When it comes to your desk, you’ll want to center your work area directly in front of you and keep your desk as low as possible without touching your legs. Your forearms should either be parallel to the floor or somewhat lowered. If you’re working while standing, you’ll want to ensure that your work surface is at about the height of your waist.

Maintain a healthy lifestyle

Maintaining a healthy lifestyle can also help decrease your chances of developing carpal tunnel syndrome. So, it’s important to maintain a healthy diet and exercise program and to avoid smoking. You’ll also want to control other conditions that you may have, like diabetes and arthritis, which can increase your chances of developing carpal tunnel damage.

Treat carpal tunnel syndrome today

If you have carpal tunnel damage, you’ll need to seek treatment sooner rather than later. Call us, or schedule an appointment right on our website today at our The Woodlands, Texas, location.

You Might Also Enjoy...

When to Consider Joint Injections for Pain Relief

They stiffen, swell, and even make crackling sounds, but it’s the pain that makes your joint problem unbearable. When nothing you’ve tried works, it’s time for next-level pain relief — joint injections. Here’s what you need to know.

The Most Common Ankle Injuries

Hiking on a rocky hillside, playing tennis, or missing that last step on your way down the stairs — no matter what you do, an ankle accident is waiting to happen. Here are the most common ankle injuries that happen to athletes and nonathletes alike.

Who Needs Spinal Fusion?

When you have severe back pain, it doesn't always respond to conservative measures. So, what are your options? Keep reading to learn when spinal fusion surgery can relieve your pain for good.

7 Types of Braces and Orthotics to Relieve Pain

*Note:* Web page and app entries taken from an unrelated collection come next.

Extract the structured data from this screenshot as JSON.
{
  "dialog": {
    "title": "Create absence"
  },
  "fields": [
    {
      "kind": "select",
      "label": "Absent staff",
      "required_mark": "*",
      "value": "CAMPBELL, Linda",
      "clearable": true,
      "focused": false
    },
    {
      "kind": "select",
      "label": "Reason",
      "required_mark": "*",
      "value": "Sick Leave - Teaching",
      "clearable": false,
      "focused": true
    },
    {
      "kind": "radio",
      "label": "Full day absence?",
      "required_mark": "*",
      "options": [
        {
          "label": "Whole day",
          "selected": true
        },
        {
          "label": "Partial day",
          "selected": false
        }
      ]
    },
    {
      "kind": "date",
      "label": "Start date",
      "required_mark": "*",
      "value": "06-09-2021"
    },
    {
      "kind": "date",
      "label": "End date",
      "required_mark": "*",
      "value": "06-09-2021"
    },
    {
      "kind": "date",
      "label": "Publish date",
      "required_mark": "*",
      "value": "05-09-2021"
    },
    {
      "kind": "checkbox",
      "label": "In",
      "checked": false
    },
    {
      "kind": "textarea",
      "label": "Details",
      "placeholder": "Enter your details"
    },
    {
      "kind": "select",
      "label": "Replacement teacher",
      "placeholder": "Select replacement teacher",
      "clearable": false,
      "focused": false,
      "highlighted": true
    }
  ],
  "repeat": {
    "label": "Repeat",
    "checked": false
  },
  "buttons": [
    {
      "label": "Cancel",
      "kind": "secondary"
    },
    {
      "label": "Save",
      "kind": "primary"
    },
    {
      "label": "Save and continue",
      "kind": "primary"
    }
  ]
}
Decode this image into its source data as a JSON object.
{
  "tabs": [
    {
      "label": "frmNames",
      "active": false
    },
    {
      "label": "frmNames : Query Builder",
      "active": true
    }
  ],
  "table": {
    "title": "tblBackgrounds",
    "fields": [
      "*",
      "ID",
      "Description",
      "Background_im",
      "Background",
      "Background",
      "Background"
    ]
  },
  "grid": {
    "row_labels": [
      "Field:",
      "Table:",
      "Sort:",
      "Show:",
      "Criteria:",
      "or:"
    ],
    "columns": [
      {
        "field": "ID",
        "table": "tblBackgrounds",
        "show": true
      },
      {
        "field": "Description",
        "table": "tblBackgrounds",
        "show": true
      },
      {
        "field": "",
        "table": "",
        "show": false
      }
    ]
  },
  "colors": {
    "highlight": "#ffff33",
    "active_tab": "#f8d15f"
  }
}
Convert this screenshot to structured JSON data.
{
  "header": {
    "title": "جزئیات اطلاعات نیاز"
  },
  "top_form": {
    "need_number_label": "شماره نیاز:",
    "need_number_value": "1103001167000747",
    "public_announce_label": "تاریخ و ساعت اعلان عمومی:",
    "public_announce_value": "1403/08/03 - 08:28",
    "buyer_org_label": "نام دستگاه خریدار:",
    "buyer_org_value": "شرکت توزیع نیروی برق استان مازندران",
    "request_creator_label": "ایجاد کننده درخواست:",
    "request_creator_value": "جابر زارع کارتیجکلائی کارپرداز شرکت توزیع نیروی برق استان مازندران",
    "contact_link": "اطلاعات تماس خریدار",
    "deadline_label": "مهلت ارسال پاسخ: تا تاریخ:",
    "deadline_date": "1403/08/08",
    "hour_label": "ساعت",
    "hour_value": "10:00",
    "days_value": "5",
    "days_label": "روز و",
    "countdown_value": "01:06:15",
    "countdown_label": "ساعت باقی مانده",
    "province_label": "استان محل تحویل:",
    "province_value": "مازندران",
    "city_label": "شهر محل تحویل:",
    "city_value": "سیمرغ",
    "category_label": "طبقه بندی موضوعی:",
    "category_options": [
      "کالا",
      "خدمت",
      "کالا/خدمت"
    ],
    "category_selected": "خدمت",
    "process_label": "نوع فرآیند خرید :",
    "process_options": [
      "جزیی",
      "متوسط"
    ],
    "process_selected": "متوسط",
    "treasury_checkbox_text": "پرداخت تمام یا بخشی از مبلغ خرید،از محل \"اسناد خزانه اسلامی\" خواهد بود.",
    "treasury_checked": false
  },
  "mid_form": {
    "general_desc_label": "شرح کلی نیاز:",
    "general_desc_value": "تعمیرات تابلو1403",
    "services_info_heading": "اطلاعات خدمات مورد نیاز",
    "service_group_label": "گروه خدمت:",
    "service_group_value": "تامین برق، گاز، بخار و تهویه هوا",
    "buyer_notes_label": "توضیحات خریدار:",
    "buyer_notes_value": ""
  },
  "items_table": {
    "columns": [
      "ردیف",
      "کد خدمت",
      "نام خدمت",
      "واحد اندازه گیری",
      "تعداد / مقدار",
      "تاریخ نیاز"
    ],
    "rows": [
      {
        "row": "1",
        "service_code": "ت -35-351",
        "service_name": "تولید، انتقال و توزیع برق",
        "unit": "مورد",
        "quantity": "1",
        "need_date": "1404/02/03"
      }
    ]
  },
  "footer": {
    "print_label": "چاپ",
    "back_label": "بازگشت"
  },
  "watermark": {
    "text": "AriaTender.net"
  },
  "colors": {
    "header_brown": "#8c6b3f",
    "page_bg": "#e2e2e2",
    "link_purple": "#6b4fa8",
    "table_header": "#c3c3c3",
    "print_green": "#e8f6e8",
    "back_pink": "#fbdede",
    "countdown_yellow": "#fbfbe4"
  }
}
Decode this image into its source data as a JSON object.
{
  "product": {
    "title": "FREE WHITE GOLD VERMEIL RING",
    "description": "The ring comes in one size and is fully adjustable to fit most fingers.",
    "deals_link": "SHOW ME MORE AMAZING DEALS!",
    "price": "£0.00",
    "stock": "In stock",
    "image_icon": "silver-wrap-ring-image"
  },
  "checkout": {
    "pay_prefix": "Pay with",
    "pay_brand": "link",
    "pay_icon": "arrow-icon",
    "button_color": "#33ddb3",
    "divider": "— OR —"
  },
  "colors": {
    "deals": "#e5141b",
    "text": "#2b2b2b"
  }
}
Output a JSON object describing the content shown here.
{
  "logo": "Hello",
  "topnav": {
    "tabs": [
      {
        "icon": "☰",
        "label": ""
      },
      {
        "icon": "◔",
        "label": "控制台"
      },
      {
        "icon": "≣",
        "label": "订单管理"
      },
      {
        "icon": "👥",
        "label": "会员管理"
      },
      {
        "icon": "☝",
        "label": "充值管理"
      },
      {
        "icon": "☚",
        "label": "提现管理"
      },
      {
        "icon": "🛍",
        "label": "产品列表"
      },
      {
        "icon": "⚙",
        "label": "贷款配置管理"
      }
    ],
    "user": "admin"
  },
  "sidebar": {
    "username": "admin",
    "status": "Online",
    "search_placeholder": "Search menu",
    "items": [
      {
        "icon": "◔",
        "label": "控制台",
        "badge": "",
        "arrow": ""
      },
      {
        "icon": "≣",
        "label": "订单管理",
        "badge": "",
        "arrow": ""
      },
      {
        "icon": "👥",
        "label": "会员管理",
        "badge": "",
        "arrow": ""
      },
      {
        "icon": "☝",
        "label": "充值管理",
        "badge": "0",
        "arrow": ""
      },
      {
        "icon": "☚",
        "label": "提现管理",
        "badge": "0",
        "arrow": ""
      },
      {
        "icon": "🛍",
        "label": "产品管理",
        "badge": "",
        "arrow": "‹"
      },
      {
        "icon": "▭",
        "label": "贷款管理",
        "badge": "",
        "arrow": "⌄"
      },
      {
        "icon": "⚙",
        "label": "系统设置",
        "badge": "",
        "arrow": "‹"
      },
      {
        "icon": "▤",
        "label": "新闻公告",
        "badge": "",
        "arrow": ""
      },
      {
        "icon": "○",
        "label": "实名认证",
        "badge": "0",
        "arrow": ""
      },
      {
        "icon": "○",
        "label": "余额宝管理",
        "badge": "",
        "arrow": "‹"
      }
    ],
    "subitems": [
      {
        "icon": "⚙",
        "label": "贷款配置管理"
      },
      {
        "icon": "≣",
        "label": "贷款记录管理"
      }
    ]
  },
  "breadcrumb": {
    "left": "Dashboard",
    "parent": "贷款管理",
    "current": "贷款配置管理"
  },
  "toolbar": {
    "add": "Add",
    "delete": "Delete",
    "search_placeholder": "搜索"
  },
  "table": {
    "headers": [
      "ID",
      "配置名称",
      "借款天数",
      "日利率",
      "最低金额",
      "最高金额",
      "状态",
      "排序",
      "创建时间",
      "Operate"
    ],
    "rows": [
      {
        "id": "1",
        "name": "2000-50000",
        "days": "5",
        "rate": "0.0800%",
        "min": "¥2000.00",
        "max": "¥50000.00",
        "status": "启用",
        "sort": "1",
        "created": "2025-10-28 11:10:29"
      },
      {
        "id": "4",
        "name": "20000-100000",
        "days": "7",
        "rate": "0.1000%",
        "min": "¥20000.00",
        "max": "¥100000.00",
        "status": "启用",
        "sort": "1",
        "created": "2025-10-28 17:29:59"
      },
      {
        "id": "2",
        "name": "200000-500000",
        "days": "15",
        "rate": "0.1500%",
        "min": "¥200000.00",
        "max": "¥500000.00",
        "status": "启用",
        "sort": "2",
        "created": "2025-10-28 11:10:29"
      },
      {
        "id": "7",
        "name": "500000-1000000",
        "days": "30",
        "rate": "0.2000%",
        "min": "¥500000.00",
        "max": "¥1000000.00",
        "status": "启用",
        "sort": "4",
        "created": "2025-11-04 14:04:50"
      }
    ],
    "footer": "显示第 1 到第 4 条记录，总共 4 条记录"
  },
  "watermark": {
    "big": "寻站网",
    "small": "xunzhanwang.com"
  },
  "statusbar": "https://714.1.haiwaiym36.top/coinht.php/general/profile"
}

Braces and orthotic devices help support joints that have been weakened by injury or disease, and in some cases, they can even be used as an alternative to surgery. Here are seven ways we use braces and orthotics to help our patients.